While there are undoubted benefits to that, not least of which is the accompanying expansion of each company's/economy's market for goods and services, the associate market and economic threats are almost too numerous to mention. As Juhasz (2002) asserts, globalisation is not simply a global economic order which has allowed for global integration but it is the imposition of the neo-liberal…
6 pages (1506 words)
Globalisation Theories
This equates to almost 175 million people; yet between 1990 and 2000 there was a 14% increased in the number of migrants globally. Of this figure 9% are refugees and 60% of them live are found in developing nations. (UN Population, 2002). Despite the more fluid borders and increased globalisation being felt worldwide these figures demonstrate that this mobility is reserved for the few, not the…
14 pages (3514 words)
Government Economic Policy
Governments main objectives of using this type of policies is to stimulate the aggregate demand, reduce inflation, improve a recession, collection of revenue to provide public goods, improve on market failure caused by externalities or even steer the economy to achieve higher growth.…
12 pages (3012 words)
Globalisation and Americanisation
The exponent of Marxists understand that world trade is the strategy of world division of labour is established under capitalism. From the point of potentially that division of labour can make easier every country to grow faster. We have to take advantage of that world division of labour to help the world's poor.

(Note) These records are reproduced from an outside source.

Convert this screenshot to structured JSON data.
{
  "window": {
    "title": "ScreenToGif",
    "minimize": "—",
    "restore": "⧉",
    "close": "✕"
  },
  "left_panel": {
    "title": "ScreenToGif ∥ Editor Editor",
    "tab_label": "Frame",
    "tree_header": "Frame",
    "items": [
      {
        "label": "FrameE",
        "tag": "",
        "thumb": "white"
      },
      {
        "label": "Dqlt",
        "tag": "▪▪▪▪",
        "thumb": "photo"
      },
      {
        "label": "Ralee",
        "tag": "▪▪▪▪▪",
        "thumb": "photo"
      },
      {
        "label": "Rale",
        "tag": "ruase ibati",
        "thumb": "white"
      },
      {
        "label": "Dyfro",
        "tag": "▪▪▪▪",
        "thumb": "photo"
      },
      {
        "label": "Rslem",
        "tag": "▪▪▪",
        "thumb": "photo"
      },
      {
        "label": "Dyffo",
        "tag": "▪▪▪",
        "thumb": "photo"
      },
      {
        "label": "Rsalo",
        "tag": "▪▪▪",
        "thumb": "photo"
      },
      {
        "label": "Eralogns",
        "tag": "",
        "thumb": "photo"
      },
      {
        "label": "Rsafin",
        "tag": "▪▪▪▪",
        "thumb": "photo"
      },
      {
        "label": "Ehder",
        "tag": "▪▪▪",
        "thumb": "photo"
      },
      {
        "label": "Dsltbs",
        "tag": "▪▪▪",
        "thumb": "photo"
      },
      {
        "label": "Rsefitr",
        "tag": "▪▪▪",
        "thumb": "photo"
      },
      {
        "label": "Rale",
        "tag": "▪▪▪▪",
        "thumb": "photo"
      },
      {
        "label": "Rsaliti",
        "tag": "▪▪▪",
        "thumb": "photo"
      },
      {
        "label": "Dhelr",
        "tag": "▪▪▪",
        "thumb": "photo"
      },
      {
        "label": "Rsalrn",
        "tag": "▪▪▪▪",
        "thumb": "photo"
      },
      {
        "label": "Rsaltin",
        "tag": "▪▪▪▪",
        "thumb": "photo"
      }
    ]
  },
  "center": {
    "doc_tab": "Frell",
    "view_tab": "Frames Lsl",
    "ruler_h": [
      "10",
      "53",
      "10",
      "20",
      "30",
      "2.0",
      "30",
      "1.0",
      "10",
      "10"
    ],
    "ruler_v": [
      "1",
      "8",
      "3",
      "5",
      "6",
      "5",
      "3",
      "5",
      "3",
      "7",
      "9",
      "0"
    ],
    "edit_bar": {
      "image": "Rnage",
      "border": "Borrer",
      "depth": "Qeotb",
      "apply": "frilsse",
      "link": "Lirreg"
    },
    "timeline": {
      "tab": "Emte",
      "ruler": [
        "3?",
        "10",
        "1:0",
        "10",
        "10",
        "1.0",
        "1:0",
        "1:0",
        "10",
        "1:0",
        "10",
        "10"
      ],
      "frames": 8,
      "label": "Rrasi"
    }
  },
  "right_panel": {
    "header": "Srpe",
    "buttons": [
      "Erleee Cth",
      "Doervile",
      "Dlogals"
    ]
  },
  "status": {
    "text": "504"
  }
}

Unfortunately, the division of labour imposed upon the less developed countries by…
6 pages (1506 words)
Globalisation Transationals and Economic Policy
136-137). Assuming that Boeing has a headstart, the likely outcome is that of Airbus deciding not to produce the aircraft, in favor of 0 loss, rather than to enter the market against Boeing, in which both firms would each incur losses amounting to -5. However, once Europe decides to subsidize Airbus, the outcome of the game shifts in favor of Airbus, and it can decide to go head-on with Boeing in…
12 pages (3012 words)
Globalisation and International Relations
The study of international relations as a theory is based on a model that helps in the analysis of international relations. However the theories of international relations can take different approaches based on constructivist, liberalist or realist perspectives. Liberalism would emphasise only the advantages of globalisation arguing for the need of open and free market policy. Some economists and…
4 pages (1004 words)